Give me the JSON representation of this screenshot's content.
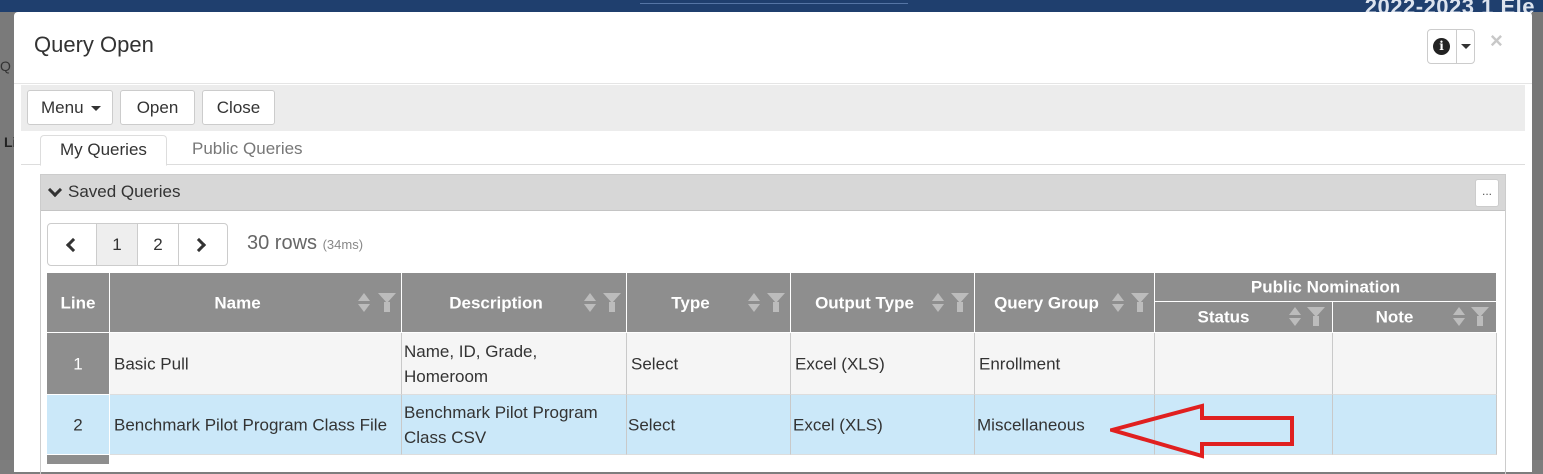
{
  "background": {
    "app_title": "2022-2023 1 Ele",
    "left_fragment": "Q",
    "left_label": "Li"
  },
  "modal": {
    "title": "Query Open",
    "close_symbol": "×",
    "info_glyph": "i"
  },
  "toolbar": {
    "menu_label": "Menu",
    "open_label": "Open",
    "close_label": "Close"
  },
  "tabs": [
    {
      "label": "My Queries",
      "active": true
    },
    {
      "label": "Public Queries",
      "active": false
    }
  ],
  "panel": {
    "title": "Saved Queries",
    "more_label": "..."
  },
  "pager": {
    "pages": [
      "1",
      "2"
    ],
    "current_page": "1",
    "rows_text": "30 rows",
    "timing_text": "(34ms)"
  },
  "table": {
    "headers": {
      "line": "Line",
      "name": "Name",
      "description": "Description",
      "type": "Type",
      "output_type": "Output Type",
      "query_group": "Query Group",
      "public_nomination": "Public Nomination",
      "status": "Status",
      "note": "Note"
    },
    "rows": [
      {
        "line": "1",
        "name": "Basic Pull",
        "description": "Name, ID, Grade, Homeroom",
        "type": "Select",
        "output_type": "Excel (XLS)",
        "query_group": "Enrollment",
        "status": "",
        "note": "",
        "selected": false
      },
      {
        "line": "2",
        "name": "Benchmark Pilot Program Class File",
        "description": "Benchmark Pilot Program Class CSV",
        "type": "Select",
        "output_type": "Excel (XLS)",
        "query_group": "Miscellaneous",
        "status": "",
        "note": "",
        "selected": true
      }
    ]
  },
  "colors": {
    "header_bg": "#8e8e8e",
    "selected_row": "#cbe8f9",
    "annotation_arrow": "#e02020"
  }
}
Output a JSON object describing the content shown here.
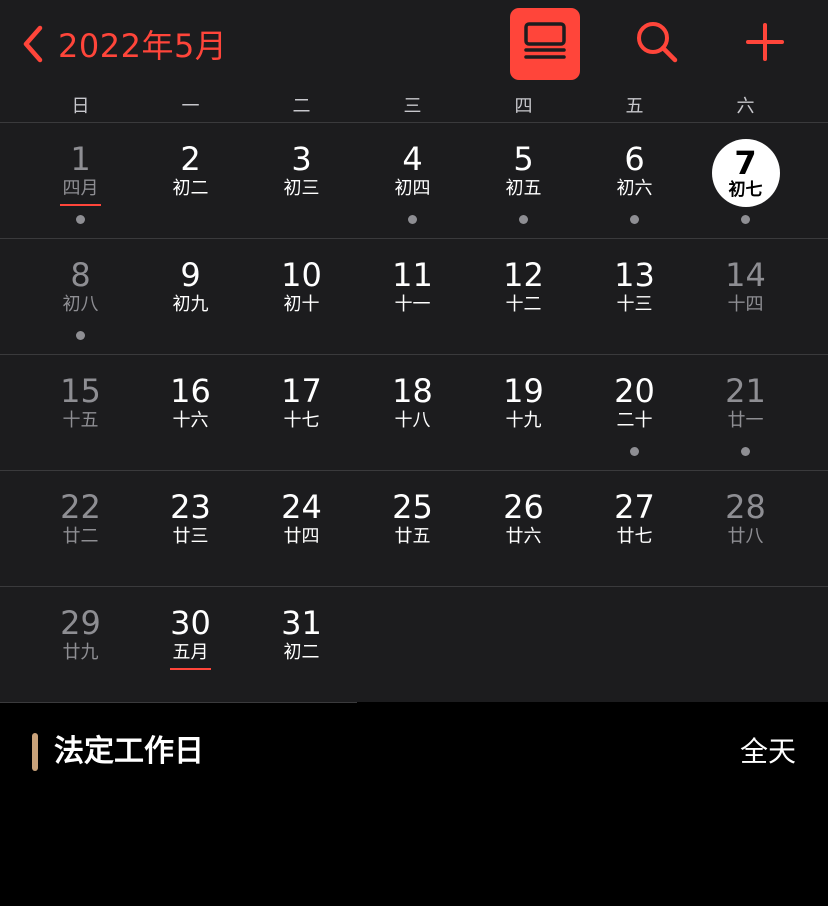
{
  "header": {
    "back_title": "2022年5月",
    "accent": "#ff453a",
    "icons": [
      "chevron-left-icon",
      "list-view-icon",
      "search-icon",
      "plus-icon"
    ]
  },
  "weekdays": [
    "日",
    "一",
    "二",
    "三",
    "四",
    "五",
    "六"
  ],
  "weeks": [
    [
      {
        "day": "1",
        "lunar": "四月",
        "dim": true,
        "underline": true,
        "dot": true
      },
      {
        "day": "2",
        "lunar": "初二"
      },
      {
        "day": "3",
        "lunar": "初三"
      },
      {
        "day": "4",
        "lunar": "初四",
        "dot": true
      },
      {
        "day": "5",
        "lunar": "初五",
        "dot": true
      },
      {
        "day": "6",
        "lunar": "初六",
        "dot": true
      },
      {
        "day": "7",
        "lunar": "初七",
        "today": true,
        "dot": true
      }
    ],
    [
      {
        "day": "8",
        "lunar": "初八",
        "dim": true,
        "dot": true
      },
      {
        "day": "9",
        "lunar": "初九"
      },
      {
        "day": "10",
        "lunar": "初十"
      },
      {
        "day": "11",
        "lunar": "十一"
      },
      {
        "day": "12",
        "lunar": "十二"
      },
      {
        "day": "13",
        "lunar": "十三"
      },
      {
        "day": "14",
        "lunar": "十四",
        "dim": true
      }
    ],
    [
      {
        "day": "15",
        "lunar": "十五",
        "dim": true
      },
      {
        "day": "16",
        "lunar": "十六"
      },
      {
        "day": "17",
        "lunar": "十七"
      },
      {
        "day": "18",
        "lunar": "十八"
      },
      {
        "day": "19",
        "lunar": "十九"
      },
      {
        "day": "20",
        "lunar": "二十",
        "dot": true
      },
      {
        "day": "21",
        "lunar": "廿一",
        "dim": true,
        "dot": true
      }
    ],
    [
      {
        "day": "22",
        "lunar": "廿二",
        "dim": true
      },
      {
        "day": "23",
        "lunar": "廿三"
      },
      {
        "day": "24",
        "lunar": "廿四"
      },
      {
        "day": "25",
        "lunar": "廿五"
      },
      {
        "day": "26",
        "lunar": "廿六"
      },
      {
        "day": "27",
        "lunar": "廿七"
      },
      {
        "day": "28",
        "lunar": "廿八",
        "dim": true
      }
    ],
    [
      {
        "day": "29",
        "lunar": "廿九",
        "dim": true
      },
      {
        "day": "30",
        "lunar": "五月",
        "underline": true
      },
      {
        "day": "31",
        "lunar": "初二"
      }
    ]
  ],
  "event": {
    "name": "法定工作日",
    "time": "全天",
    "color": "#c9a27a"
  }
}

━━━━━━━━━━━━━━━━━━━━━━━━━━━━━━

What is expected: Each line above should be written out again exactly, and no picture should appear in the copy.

Task solution:
Give me the JSON representation of this screenshot's content.
{
  "background": {
    "app_title": "2022-2023 1 Ele",
    "left_fragment": "Q",
    "left_label": "Li"
  },
  "modal": {
    "title": "Query Open",
    "close_symbol": "×",
    "info_glyph": "i"
  },
  "toolbar": {
    "menu_label": "Menu",
    "open_label": "Open",
    "close_label": "Close"
  },
  "tabs": [
    {
      "label": "My Queries",
      "active": true
    },
    {
      "label": "Public Queries",
      "active": false
    }
  ],
  "panel": {
    "title": "Saved Queries",
    "more_label": "..."
  },
  "pager": {
    "pages": [
      "1",
      "2"
    ],
    "current_page": "1",
    "rows_text": "30 rows",
    "timing_text": "(34ms)"
  },
  "table": {
    "headers": {
      "line": "Line",
      "name": "Name",
      "description": "Description",
      "type": "Type",
      "output_type": "Output Type",
      "query_group": "Query Group",
      "public_nomination": "Public Nomination",
      "status": "Status",
      "note": "Note"
    },
    "rows": [
      {
        "line": "1",
        "name": "Basic Pull",
        "description": "Name, ID, Grade, Homeroom",
        "type": "Select",
        "output_type": "Excel (XLS)",
        "query_group": "Enrollment",
        "status": "",
        "note": "",
        "selected": false
      },
      {
        "line": "2",
        "name": "Benchmark Pilot Program Class File",
        "description": "Benchmark Pilot Program Class CSV",
        "type": "Select",
        "output_type": "Excel (XLS)",
        "query_group": "Miscellaneous",
        "status": "",
        "note": "",
        "selected": true
      }
    ]
  },
  "colors": {
    "header_bg": "#8e8e8e",
    "selected_row": "#cbe8f9",
    "annotation_arrow": "#e02020"
  }
}
Output a JSON object describing the content shown here.
{
  "header": {
    "back_title": "2022年5月",
    "accent": "#ff453a",
    "icons": [
      "chevron-left-icon",
      "list-view-icon",
      "search-icon",
      "plus-icon"
    ]
  },
  "weekdays": [
    "日",
    "一",
    "二",
    "三",
    "四",
    "五",
    "六"
  ],
  "weeks": [
    [
      {
        "day": "1",
        "lunar": "四月",
        "dim": true,
        "underline": true,
        "dot": true
      },
      {
        "day": "2",
        "lunar": "初二"
      },
      {
        "day": "3",
        "lunar": "初三"
      },
      {
        "day": "4",
        "lunar": "初四",
        "dot": true
      },
      {
        "day": "5",
        "lunar": "初五",
        "dot": true
      },
      {
        "day": "6",
        "lunar": "初六",
        "dot": true
      },
      {
        "day": "7",
        "lunar": "初七",
        "today": true,
        "dot": true
      }
    ],
    [
      {
        "day": "8",
        "lunar": "初八",
        "dim": true,
        "dot": true
      },
      {
        "day": "9",
        "lunar": "初九"
      },
      {
        "day": "10",
        "lunar": "初十"
      },
      {
        "day": "11",
        "lunar": "十一"
      },
      {
        "day": "12",
        "lunar": "十二"
      },
      {
        "day": "13",
        "lunar": "十三"
      },
      {
        "day": "14",
        "lunar": "十四",
        "dim": true
      }
    ],
    [
      {
        "day": "15",
        "lunar": "十五",
        "dim": true
      },
      {
        "day": "16",
        "lunar": "十六"
      },
      {
        "day": "17",
        "lunar": "十七"
      },
      {
        "day": "18",
        "lunar": "十八"
      },
      {
        "day": "19",
        "lunar": "十九"
      },
      {
        "day": "20",
        "lunar": "二十",
        "dot": true
      },
      {
        "day": "21",
        "lunar": "廿一",
        "dim": true,
        "dot": true
      }
    ],
    [
      {
        "day": "22",
        "lunar": "廿二",
        "dim": true
      },
      {
        "day": "23",
        "lunar": "廿三"
      },
      {
        "day": "24",
        "lunar": "廿四"
      },
      {
        "day": "25",
        "lunar": "廿五"
      },
      {
        "day": "26",
        "lunar": "廿六"
      },
      {
        "day": "27",
        "lunar": "廿七"
      },
      {
        "day": "28",
        "lunar": "廿八",
        "dim": true
      }
    ],
    [
      {
        "day": "29",
        "lunar": "廿九",
        "dim": true
      },
      {
        "day": "30",
        "lunar": "五月",
        "underline": true
      },
      {
        "day": "31",
        "lunar": "初二"
      }
    ]
  ],
  "event": {
    "name": "法定工作日",
    "time": "全天",
    "color": "#c9a27a"
  }
}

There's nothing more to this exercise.